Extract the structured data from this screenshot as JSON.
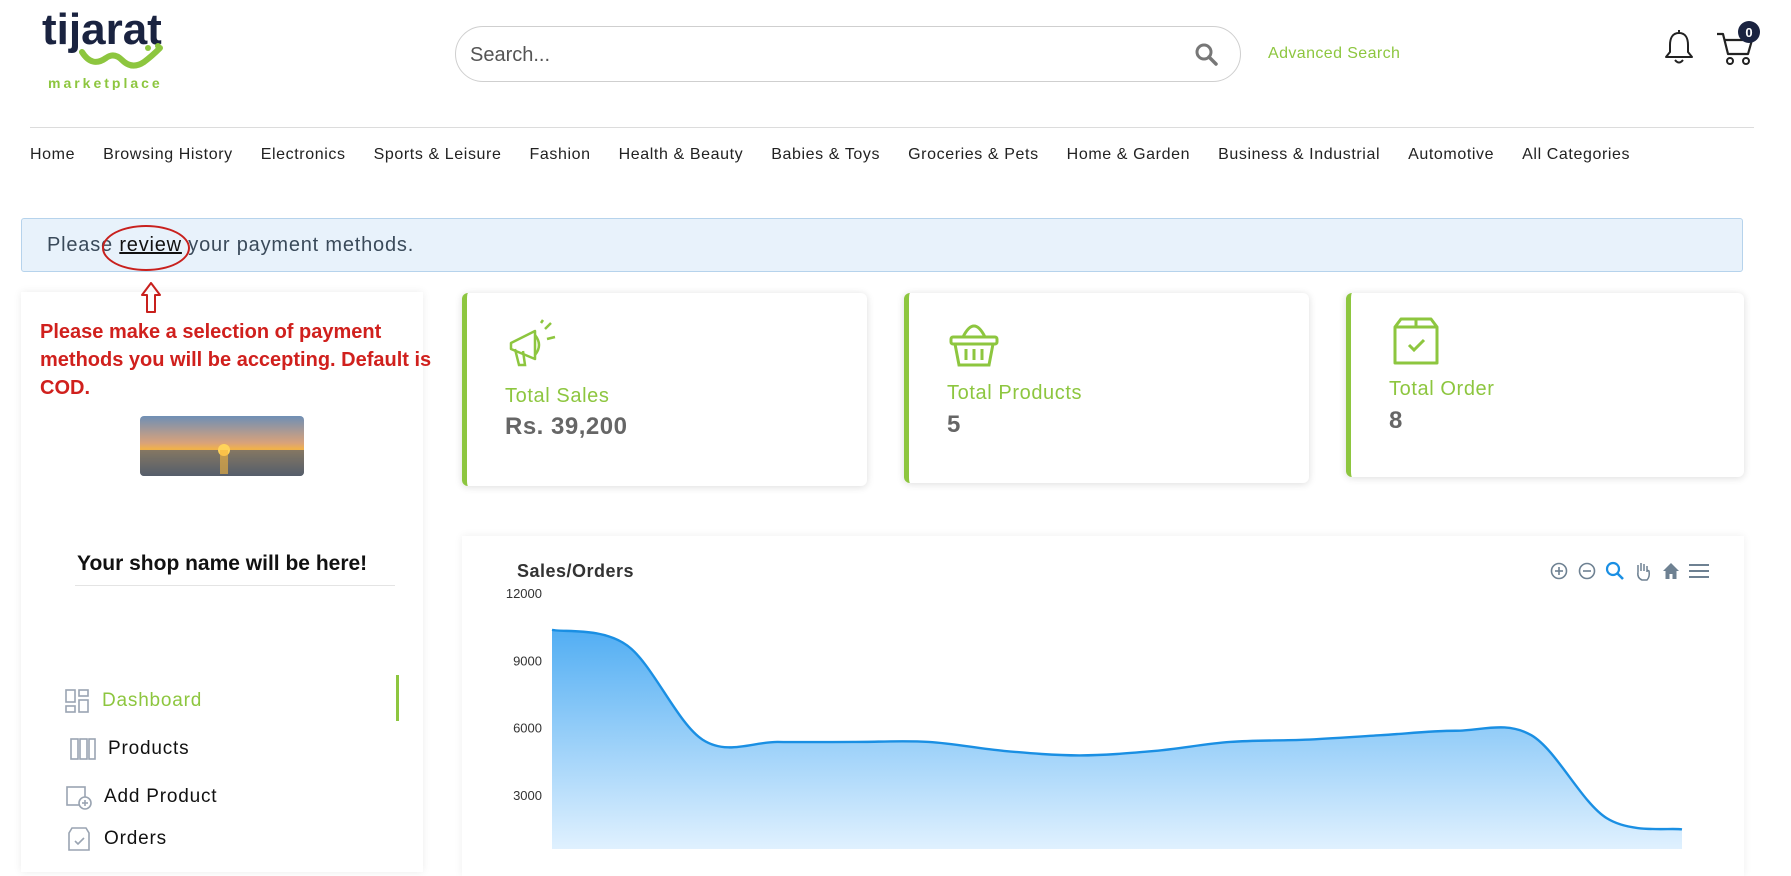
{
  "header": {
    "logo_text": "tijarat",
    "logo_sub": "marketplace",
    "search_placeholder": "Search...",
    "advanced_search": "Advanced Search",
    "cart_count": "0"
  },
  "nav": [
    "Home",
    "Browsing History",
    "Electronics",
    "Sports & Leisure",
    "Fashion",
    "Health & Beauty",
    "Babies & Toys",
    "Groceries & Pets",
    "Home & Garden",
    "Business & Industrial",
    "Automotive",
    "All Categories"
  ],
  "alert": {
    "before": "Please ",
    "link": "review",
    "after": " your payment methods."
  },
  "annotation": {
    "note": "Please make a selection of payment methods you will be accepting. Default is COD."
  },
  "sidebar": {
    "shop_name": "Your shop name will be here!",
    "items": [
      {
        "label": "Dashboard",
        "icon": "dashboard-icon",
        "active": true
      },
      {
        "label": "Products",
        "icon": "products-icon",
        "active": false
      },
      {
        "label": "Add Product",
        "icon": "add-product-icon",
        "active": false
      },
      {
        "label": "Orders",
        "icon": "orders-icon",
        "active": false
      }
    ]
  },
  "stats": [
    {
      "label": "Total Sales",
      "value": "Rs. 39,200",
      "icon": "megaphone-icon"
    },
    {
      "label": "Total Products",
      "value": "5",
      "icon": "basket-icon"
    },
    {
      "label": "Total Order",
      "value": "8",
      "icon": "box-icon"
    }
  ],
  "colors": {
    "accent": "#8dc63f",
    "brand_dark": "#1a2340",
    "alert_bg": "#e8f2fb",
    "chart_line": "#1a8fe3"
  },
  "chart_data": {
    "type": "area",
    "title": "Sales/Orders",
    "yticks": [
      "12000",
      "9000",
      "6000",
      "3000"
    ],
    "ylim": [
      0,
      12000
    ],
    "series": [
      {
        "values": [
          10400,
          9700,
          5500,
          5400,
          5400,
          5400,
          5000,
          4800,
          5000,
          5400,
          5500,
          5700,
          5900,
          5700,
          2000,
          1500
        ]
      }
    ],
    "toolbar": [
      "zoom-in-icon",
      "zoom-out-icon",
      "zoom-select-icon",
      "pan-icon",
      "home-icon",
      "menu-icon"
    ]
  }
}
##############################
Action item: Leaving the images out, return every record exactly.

Expected answer:
Extract the structured data from this screenshot as JSON.
{
  "header": {
    "logo_text": "tijarat",
    "logo_sub": "marketplace",
    "search_placeholder": "Search...",
    "advanced_search": "Advanced Search",
    "cart_count": "0"
  },
  "nav": [
    "Home",
    "Browsing History",
    "Electronics",
    "Sports & Leisure",
    "Fashion",
    "Health & Beauty",
    "Babies & Toys",
    "Groceries & Pets",
    "Home & Garden",
    "Business & Industrial",
    "Automotive",
    "All Categories"
  ],
  "alert": {
    "before": "Please ",
    "link": "review",
    "after": " your payment methods."
  },
  "annotation": {
    "note": "Please make a selection of payment methods you will be accepting. Default is COD."
  },
  "sidebar": {
    "shop_name": "Your shop name will be here!",
    "items": [
      {
        "label": "Dashboard",
        "icon": "dashboard-icon",
        "active": true
      },
      {
        "label": "Products",
        "icon": "products-icon",
        "active": false
      },
      {
        "label": "Add Product",
        "icon": "add-product-icon",
        "active": false
      },
      {
        "label": "Orders",
        "icon": "orders-icon",
        "active": false
      }
    ]
  },
  "stats": [
    {
      "label": "Total Sales",
      "value": "Rs. 39,200",
      "icon": "megaphone-icon"
    },
    {
      "label": "Total Products",
      "value": "5",
      "icon": "basket-icon"
    },
    {
      "label": "Total Order",
      "value": "8",
      "icon": "box-icon"
    }
  ],
  "colors": {
    "accent": "#8dc63f",
    "brand_dark": "#1a2340",
    "alert_bg": "#e8f2fb",
    "chart_line": "#1a8fe3"
  },
  "chart_data": {
    "type": "area",
    "title": "Sales/Orders",
    "yticks": [
      "12000",
      "9000",
      "6000",
      "3000"
    ],
    "ylim": [
      0,
      12000
    ],
    "series": [
      {
        "values": [
          10400,
          9700,
          5500,
          5400,
          5400,
          5400,
          5000,
          4800,
          5000,
          5400,
          5500,
          5700,
          5900,
          5700,
          2000,
          1500
        ]
      }
    ],
    "toolbar": [
      "zoom-in-icon",
      "zoom-out-icon",
      "zoom-select-icon",
      "pan-icon",
      "home-icon",
      "menu-icon"
    ]
  }
}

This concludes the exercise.